When asked if there is a person alive or dead that I could meet with, I always chose Mary Magdalene and a translator. Since I have spent some years researching women’s history this could read like the movie credits at the end of The Greatest Story Never Told. I’d like to meet Elizabeth Freeman, AKA Mum Bett, she was a slave in the 1770s and sued for her freedom. She was the reason that there wasn’t slavery in Massachusetts from then on. I had researched her and couple years later found my family was the bad guys in the story. In my time in politics I have been fortunate to meet several modern women and I would love to spend more time with Maya Angelou.
What is your pet hate?
Frogs and I don’t know why. I must have seen one with a knife and a sneer when I was a baby. Just thinking about this answer gave me a chill.
Have you ever built it into a character or used it in your writing?
No, it is a silly enough hate it would make a character unbelievable.
What movie can you watch over and over again?
I don’t tend to re-watch movies or reread books. I am embarrassed to say that I’ve seen Grease seven times, but that was accidental – it was on in front of my face.
Grease is the word – if you’d said those seven times were on purpose there’d have been no judgement from this side. Okay, is there one movie you saw and absolutely hated?
I can’t believe how hard it is to answer this question. If I dislike something, I let it go. I have walked out on films, and if it is in a multiplex simply go to the next theatre. I’ll go with the Fast and Furious franchise. I don’t care about fast cars and violence once, let alone 8 of them. Ever since seeing The Mummy’s Ghost on late night TV at the age of 10, I have avoided 99% of the horror genre too.
What’s your favourite quote, ever?
Oscar Wilde, “I’m too old to know everything.”
Name two things in life that you wish were easier.
Getting a good education and cleaning the oven.
Totally feeling it on the oven cleaning front, and I’m not ashamed to admit I actually pay a little man to come and clean mine. It’s my guilty secret, sshh, don’t tell my mother. Do you have a guilty secret? And are you prepared to share it with me – I promise I won’t tell anyone.
I have 23 years of community college and no degree. My father was 43 when he was disabled as a firefighter and went to college. I was a senior in high school, and decided to take the pressure off of him so he could finish. I took classes one at a time and never took math; we can also add 5 years of yoga. I did get a standing ovation in a women’s studies class for the record.
Apart from your cloak of invisibility, if you could have any other superpower, what would it be?

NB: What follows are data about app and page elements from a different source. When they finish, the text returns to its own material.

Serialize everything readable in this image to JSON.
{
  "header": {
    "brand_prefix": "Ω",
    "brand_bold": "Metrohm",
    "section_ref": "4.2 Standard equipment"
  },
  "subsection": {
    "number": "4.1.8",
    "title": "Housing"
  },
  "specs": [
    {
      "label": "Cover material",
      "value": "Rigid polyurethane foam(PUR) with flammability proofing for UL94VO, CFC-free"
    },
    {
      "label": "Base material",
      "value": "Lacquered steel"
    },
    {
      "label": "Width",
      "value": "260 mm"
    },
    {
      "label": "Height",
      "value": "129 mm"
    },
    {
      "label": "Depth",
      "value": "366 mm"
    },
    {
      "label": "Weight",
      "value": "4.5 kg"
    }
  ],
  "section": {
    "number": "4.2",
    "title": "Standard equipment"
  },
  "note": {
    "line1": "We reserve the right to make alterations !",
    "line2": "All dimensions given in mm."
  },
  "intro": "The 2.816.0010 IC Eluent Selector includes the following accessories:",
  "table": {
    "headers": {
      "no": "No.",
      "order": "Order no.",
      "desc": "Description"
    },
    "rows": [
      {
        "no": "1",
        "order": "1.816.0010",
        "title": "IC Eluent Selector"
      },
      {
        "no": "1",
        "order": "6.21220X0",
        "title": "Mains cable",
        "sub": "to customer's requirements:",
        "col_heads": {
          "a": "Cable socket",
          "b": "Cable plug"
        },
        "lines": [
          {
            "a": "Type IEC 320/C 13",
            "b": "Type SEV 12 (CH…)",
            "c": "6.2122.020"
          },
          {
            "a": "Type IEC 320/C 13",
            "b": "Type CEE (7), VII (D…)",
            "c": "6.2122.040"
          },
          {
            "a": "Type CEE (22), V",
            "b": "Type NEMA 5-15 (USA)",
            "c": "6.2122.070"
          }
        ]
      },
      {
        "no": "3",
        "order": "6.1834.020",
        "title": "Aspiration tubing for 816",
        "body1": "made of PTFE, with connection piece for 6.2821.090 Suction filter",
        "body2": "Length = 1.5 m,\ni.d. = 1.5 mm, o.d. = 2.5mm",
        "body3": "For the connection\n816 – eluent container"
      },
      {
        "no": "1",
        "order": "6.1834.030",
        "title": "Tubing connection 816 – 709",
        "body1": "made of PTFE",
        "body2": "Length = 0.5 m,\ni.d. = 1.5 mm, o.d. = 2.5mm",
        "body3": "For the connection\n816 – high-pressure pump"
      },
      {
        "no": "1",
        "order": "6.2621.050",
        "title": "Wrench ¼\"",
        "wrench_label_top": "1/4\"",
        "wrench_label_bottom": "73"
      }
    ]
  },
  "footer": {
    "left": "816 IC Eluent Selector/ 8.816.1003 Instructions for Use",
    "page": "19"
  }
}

I have thought about this, and I’ll stick with invisibility. I used to dream I could fly, but it was like swimming, about 5 feet off the ground and was about as fast as running. With invisibility I can catch a commercial flight and sneak a sandwich under my cloak at the same time. I assume that as I age the desires become more basic.
Finally, what would you like people to know about being an Indie author?
The writing is the joy, editing the equalizer and marketing the battle. Remember commas are Ninjas that creep around into the night trying to make you look bad. I used to be an insurance investigator called to horrific scenes of destruction in the dead of night. I spend more time and energy writing, but it gives me more reward (well not monetary, but reward none the less). At least before I didn’t wake up at 2 am trying to craft a scene for three hours then doze off and forget most of it.
Many thanks to the amazing Toni Kief for being my guest on A Little Bit of Blake, and thank you for taking the time to join us. I hope you have a great Sunday and look forward to chatting with you all again next week.